• **Exercise aim**:
In the entries below, find each line with the word "đăng" and pull it out.

+++ Material provided

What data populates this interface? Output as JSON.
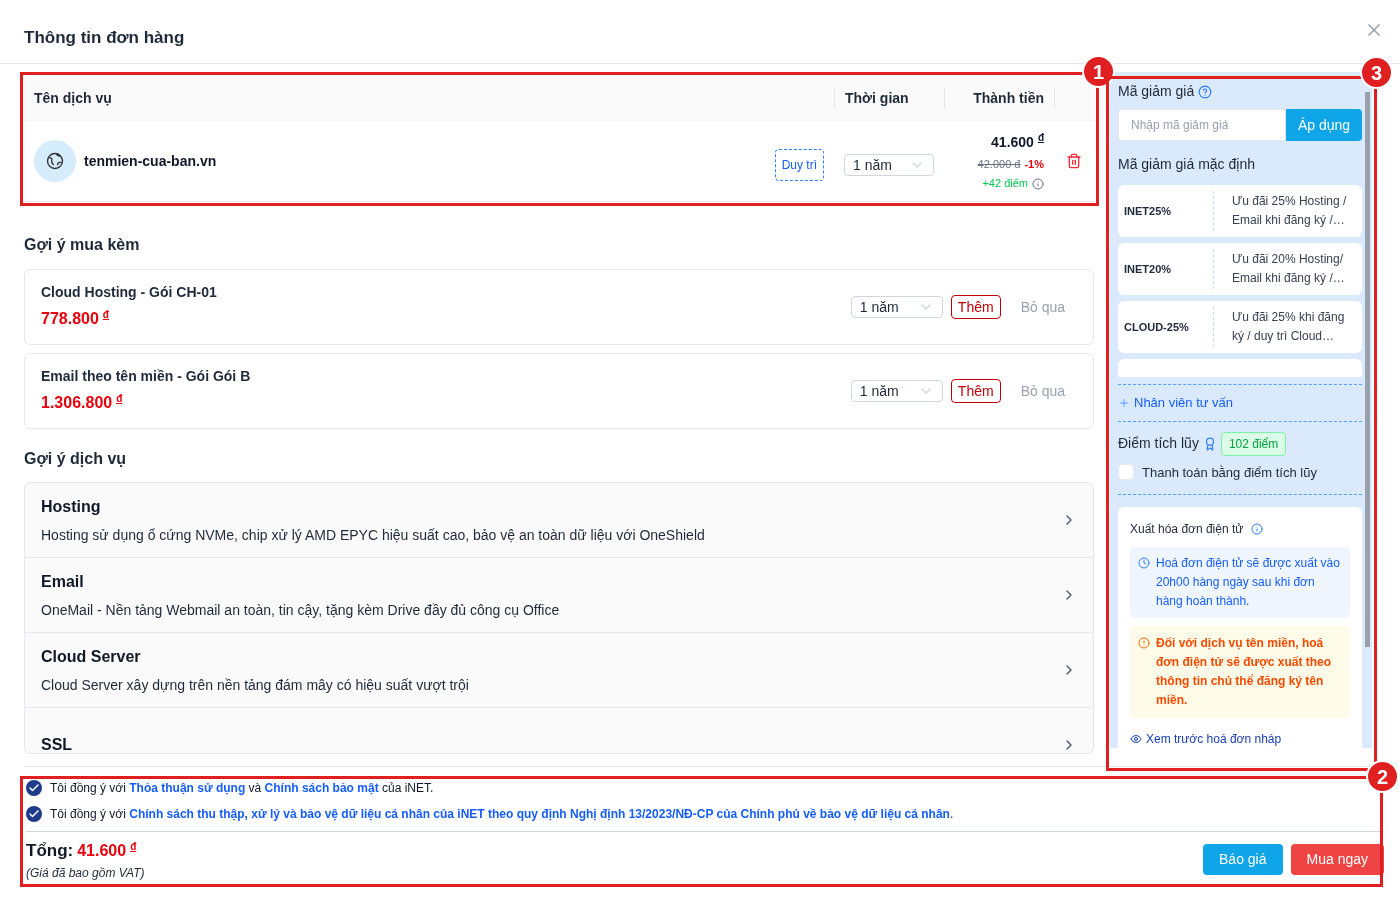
{
  "title": "Thông tin đơn hàng",
  "order_table": {
    "columns": [
      "Tên dịch vụ",
      "Thời gian",
      "Thành tiền"
    ],
    "rows": [
      {
        "name": "tenmien-cua-ban.vn",
        "action": "Duy trì",
        "period": "1 năm",
        "price": "41.600",
        "currency": "đ",
        "old_price": "42.000 đ",
        "discount": "-1%",
        "points": "+42 điểm"
      }
    ]
  },
  "suggest_buy": {
    "heading": "Gợi ý mua kèm",
    "items": [
      {
        "name": "Cloud Hosting - Gói CH-01",
        "price": "778.800",
        "currency": "đ",
        "period": "1 năm",
        "add": "Thêm",
        "skip": "Bỏ qua"
      },
      {
        "name": "Email theo tên miền - Gói Gói B",
        "price": "1.306.800",
        "currency": "đ",
        "period": "1 năm",
        "add": "Thêm",
        "skip": "Bỏ qua"
      }
    ]
  },
  "suggest_services": {
    "heading": "Gợi ý dịch vụ",
    "items": [
      {
        "title": "Hosting",
        "description": "Hosting sử dụng ổ cứng NVMe, chip xử lý AMD EPYC hiệu suất cao, bảo vệ an toàn dữ liệu với OneShield"
      },
      {
        "title": "Email",
        "description": "OneMail - Nền tảng Webmail an toàn, tin cậy, tặng kèm Drive đầy đủ công cụ Office"
      },
      {
        "title": "Cloud Server",
        "description": "Cloud Server xây dựng trên nền tảng đám mây có hiệu suất vượt trội"
      },
      {
        "title": "SSL"
      }
    ]
  },
  "sidebar": {
    "coupon_label": "Mã giảm giá",
    "coupon_placeholder": "Nhập mã giảm giá",
    "apply": "Áp dụng",
    "default_label": "Mã giảm giá mặc định",
    "coupons": [
      {
        "code": "INET25%",
        "description": "Ưu đãi 25% Hosting / Email khi đăng ký /…"
      },
      {
        "code": "INET20%",
        "description": "Ưu đãi 20% Hosting/ Email khi đăng ký /…"
      },
      {
        "code": "CLOUD-25%",
        "description": "Ưu đãi 25% khi đăng ký / duy trì Cloud…"
      }
    ],
    "consultant": "Nhân viên tư vấn",
    "points_label": "Điểm tích lũy",
    "points_badge": "102 điểm",
    "pay_with_points": {
      "label": "Thanh toán bằng điểm tích lũy",
      "checked": false
    },
    "invoice": {
      "title": "Xuất hóa đơn điện tử",
      "info": "Hoá đơn điện tử sẽ được xuất vào 20h00 hàng ngày sau khi đơn hàng hoàn thành.",
      "warning": "Đối với dịch vụ tên miền, hoá đơn điện tử sẽ được xuất theo thông tin chủ thể đăng ký tên miền.",
      "preview": "Xem trước hoá đơn nháp"
    }
  },
  "agreements": [
    {
      "checked": true,
      "parts": [
        {
          "kind": "text",
          "text": "Tôi đồng ý với "
        },
        {
          "kind": "link",
          "text": "Thỏa thuận sử dụng"
        },
        {
          "kind": "text",
          "text": " và "
        },
        {
          "kind": "link",
          "text": "Chính sách bảo mật"
        },
        {
          "kind": "text",
          "text": " của iNET."
        }
      ]
    },
    {
      "checked": true,
      "parts": [
        {
          "kind": "text",
          "text": "Tôi đồng ý với "
        },
        {
          "kind": "link",
          "text": "Chính sách thu thập, xử lý và bảo vệ dữ liệu cá nhân của iNET theo quy định Nghị định 13/2023/NĐ-CP của Chính phủ về bảo vệ dữ liệu cá nhân"
        },
        {
          "kind": "text",
          "text": "."
        }
      ]
    }
  ],
  "total": {
    "label": "Tổng:",
    "amount": "41.600",
    "currency": "đ",
    "note": "(Giá đã bao gồm VAT)"
  },
  "buttons": [
    {
      "label": "Báo giá",
      "kind": "quote"
    },
    {
      "label": "Mua ngay",
      "kind": "buy"
    }
  ],
  "annotations": [
    {
      "number": "1",
      "kind": "order"
    },
    {
      "number": "3",
      "kind": "sidebar"
    },
    {
      "number": "2",
      "kind": "footer"
    }
  ]
}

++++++

• **Result of this exercise**:
        "description": "Ưu đãi 25% Hosting / Email khi đăng ký /…"
        "description": "Ưu đãi 20% Hosting/ Email khi đăng ký /…"
        "description": "Ưu đãi 25% khi đăng ký / duy trì Cloud…"
      "warning": "Đối với dịch vụ tên miền, hoá đơn điện tử sẽ được xuất theo thông tin chủ thể đăng ký tên miền.",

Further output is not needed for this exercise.